A reader, Laura, takes issue with my recent post exculpating the late President Bush from involvement in the Kennedy assassination. Upon reflection, I think she makes two very good points.
One is about the definition of evidence. Certainty is not required, it is true.
The second concerns a point I had scanted: the declassified Bush records make it clear that someone thought it important to brief George H. Bush about the Miami Cubans under investigation after JFK was killed. I should have noted this fact.
Who thought that Bush needed to know and why they thought he needed to know is an interesting and potentially important fact. I still don’t see what it tells us about the causes of the assassination but it is a salient point I should have mentioned. My conclusion was too sweeping. Thanks Laura.
Here’s Laura’s note:
Mr Morley— I agree with your evidence based approach and your refusal to engage in unwarranted speculation. However, your claim that there is no “evidence” (as you define the term) of any “connection” between GHWB and the JFK assassination is untenable.
First: where did you come up with your definition of “evidence?” You write, “I’m looking for evidence that meets the definition of the word: facts that indicate or prove something to a reasonable certainty.” No court of law that I’m aware of would impose “a reasonable certainty “ standard on evidence before being considered probative and admitted by the court. If courts did impose such a requirement, most circumstantial evidence cases could never be proven. You set the bar so high for “evidence” in the case of GHWB that nothing short of a confession, an eyewitness, or a smoking gun document will constitute “evidence” of a “connection.” Given the amount of time you have spent litigating in the federal courts, I assume you are aware of the federal standard for “evidence” and it has nothing to do with “certainty.”

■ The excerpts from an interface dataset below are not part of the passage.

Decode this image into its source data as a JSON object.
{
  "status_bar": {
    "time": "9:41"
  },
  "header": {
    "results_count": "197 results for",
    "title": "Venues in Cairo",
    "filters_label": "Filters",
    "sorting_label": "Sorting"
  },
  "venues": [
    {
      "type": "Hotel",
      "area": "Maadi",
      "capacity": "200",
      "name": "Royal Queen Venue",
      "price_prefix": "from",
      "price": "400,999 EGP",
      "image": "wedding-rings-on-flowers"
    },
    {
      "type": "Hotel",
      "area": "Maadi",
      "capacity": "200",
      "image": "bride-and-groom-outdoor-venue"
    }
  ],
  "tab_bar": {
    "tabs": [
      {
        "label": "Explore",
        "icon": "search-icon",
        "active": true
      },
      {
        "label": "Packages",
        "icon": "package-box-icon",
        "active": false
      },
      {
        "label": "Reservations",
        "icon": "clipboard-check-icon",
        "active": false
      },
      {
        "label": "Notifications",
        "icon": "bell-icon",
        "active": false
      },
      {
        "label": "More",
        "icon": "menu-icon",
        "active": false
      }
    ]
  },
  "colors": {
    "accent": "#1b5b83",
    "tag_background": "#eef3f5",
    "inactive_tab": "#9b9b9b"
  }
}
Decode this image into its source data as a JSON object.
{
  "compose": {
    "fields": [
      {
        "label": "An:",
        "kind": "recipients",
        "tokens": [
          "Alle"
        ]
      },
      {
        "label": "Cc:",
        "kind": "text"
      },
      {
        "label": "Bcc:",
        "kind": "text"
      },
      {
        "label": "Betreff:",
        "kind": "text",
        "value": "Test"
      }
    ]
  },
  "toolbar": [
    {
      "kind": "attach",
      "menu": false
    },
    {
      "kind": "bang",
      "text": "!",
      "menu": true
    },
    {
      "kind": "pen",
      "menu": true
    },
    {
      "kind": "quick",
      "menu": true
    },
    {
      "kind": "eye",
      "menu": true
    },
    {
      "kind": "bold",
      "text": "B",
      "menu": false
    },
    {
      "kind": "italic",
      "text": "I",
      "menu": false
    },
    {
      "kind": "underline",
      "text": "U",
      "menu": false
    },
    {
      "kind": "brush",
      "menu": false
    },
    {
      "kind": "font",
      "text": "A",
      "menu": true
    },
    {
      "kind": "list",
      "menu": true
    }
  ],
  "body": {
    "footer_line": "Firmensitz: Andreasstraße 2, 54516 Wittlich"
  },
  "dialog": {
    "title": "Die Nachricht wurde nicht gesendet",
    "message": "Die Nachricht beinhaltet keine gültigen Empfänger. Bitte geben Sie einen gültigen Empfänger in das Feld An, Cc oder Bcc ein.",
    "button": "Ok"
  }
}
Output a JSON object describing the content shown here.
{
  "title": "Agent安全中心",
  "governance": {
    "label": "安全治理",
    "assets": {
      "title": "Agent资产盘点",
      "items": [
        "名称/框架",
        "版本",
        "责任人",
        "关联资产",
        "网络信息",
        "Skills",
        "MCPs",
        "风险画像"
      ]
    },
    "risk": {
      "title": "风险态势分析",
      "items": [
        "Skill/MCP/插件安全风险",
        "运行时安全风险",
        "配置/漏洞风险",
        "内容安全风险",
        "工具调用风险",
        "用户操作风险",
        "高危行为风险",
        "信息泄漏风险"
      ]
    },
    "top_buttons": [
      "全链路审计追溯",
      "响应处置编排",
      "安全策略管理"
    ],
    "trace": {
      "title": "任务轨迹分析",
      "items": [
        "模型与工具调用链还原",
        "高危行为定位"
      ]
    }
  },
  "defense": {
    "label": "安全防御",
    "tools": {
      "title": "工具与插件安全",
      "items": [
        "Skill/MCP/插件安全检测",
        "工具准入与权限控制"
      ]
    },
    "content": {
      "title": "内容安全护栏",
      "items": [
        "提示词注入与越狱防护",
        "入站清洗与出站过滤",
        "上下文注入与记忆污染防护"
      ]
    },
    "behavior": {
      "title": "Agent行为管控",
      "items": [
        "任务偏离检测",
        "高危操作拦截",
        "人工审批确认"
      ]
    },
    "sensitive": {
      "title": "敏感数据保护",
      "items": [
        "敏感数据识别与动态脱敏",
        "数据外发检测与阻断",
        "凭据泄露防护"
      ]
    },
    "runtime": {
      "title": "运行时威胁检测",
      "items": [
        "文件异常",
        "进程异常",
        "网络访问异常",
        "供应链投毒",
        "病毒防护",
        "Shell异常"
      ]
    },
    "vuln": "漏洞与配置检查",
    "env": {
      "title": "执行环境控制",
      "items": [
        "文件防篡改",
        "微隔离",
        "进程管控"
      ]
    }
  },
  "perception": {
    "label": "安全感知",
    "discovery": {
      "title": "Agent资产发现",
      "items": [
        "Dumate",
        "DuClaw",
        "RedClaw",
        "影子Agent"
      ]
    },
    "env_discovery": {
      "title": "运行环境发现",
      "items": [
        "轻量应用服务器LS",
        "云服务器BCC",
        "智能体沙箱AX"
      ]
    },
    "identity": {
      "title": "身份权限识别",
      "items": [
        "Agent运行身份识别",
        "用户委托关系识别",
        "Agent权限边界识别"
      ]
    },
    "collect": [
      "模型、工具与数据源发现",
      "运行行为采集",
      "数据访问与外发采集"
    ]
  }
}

Second—In describing the FBI document of November 29, 1963, you focus only on the CIA’s duplicity in denying that the George Bush mentioned therein was, in fact, GHWB. I agree that the CIA’s lies about GHWB’s affiliation with the agency does not establish a connection between 41 and the JFK assassination. However, what does establish at least a “connection” is that one day after the assassination someone informed the FBI that GHWB needed to be briefed about interviews the FBI was conducting with Miami Cuban groups in connection with the assassination. What was GHWB’s connection to these groups — some members of which have been implicated in the assassination for decades?
The FBI’s decision to brief GHWB on these matters may not be evidence that he was complicit in the assassination, but it does “connect” him to groups of interest to the FBI and to assassination researchers for decades. Your ignoring the obvious implications of this memo is puzzling and inconsistent with critical thinking.